Thursday, January 27, 2011
We've all been told, either by our mothers, our doctors, our teachers and other sages advocating a healthy lifestyle, never forget to eat vegetables especially green leafy vegetables. A wealth of data show that these greens delicious and beneficial contribution to a healthy and balanced diet, particularly cruciferous which correspond to the cabbage family. These vegetables, also known as Brassicaceae have flowers with four petals that recall the shape of the cross from which their name crucifer. Although the terminology may seem new, these vegetables are certainly already part of basic foods from your diet.
Crucifers include Swiss chard, broccoli, cabbage, Brussels sprouts, cauliflower, watercress, radishes, rapini, arugula, spinach, turnips, kale and bok Choy often called bok choy. These vegetables are high in vitamins and minerals (some more than others), are credited with impressive nutritional qualities and are equipped with powerful anti-cancer properties.
Nutritionists often refer to as crucifers to "functional food" or nutraceuticals, that is to say foods with benefits beyond their basic nutritional value, such as, for example, prevent certain diseases.

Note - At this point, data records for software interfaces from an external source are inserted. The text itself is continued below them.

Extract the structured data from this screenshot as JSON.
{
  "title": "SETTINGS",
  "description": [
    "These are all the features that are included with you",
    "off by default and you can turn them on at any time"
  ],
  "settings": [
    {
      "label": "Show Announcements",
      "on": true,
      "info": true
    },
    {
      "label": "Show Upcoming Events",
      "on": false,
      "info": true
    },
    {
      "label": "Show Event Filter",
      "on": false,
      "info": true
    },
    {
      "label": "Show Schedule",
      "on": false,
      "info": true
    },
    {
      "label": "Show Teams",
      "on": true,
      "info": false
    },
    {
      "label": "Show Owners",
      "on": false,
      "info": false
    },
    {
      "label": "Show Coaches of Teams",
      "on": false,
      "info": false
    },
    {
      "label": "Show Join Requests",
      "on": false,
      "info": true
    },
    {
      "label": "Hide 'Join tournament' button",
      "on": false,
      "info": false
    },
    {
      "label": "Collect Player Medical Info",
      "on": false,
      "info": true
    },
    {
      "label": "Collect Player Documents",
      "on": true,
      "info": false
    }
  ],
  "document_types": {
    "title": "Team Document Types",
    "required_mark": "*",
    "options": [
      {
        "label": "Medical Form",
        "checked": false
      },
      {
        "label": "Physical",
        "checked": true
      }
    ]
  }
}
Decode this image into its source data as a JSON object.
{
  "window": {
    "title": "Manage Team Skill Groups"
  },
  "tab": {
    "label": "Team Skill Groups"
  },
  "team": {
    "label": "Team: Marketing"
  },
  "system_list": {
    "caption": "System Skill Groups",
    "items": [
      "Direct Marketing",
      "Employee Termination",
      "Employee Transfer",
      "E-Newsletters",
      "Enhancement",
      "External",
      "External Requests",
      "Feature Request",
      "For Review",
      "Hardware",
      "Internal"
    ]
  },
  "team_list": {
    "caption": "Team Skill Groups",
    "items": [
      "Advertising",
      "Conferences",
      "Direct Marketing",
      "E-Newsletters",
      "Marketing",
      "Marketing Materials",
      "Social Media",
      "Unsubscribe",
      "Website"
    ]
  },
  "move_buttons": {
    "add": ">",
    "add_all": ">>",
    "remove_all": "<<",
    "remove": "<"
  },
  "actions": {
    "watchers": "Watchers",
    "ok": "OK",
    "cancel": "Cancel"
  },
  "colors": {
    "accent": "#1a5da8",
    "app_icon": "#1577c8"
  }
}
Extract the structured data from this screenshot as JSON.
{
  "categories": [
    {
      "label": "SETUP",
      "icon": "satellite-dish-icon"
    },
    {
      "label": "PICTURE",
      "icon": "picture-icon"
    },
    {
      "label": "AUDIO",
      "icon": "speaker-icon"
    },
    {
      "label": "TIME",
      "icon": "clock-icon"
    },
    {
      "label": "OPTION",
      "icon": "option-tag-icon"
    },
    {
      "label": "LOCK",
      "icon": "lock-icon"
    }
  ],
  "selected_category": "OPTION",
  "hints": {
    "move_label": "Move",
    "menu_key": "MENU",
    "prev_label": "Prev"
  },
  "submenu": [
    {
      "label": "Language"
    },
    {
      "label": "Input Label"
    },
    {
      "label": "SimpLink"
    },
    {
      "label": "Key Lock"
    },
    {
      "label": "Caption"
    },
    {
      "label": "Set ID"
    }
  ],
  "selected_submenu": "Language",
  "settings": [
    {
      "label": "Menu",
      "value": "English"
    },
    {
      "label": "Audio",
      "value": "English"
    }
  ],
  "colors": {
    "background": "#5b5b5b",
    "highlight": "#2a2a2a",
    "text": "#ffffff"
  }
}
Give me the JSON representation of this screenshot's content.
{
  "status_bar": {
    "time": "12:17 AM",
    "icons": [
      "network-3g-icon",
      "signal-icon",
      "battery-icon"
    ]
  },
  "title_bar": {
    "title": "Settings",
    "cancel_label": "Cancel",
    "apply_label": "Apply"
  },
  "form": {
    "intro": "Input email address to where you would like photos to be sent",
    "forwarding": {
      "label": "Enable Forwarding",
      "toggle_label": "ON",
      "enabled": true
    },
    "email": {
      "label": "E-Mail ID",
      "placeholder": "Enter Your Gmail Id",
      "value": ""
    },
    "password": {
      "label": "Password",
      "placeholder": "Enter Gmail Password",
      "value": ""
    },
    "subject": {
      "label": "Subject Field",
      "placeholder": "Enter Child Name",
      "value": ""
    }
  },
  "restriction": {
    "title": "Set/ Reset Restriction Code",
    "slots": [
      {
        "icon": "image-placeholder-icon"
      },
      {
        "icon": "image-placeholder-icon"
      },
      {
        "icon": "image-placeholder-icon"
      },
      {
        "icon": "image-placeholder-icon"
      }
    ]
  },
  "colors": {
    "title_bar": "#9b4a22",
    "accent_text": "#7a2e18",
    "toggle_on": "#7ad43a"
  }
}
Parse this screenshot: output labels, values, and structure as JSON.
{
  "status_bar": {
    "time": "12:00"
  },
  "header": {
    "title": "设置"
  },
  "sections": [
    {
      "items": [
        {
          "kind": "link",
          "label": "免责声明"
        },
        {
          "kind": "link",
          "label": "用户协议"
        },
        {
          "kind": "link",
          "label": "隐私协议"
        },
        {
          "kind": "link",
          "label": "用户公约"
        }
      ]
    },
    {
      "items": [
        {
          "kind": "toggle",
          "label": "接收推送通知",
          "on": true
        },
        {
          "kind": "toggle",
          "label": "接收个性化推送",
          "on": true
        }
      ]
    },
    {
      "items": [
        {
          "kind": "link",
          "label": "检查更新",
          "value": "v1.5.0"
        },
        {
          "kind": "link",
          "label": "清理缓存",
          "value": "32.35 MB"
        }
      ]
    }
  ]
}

Like all vegetables, cruciferous packed with antioxidants, including vitamin C, vitamin A, calcium, iron, folic acid, soluble fiber and lignans. All these substances may help reduce the risk of cardiovascular disease. Indeed, studies have shown that cruciferous reduce plasma homocysteine, and high levels of homocysteine increase the risk of cardiovascular disease. Moreover, because of their high content of calcium, cruciferous vegetables (especially kale, Chinese cabbage and broccoli), provide protection of bone density and may help prevent the onset of osteoporosis, especially among women.
Saturday, January 15, 2011
Fans nuts, no problem you give heart to joy! The nuts can be high in fat but, according to Reza, it is monounsaturated fat - the type of fat that lowers cholesterol and is found in olive oil and canola. They are also a good source of vitamin E and omega-3 fatty acids, your allies to fight heart disease and high cholesterol.
"Consumed in moderation - a handful a day - nuts are good for you," says Reza.
* As a snack, a handful of roasted nuts, unsalted and untreated;
* Salads, cereal or yogurt sprinkled with nuts;
* Preparations of peanut butter without added sugar, salt or other additives.
* Ice cream or brownie (foods already high in fat) sprinkled with nuts.
Tuesday, January 11, 2011
Number of people avoid beef because of its high saturated fat and cholesterol, but the meat also contains 14 essential nutrients, including iron, vitamin B12 and zinc, said Reza.
"Beef is an important nutrient that supports brain development and contributes to its smooth functioning and ability to think clearly. "
* Lean cuts with a minimal layer of fat outside;
* Lean ground beef;
* Grass-fed beef (grass-fed): it contains less saturated fat and cholesterol while having a higher content of omega-3 (good for the heart).
* Pieces of sirloin and prime rib;
* Steak slathered with butter and cream sauce.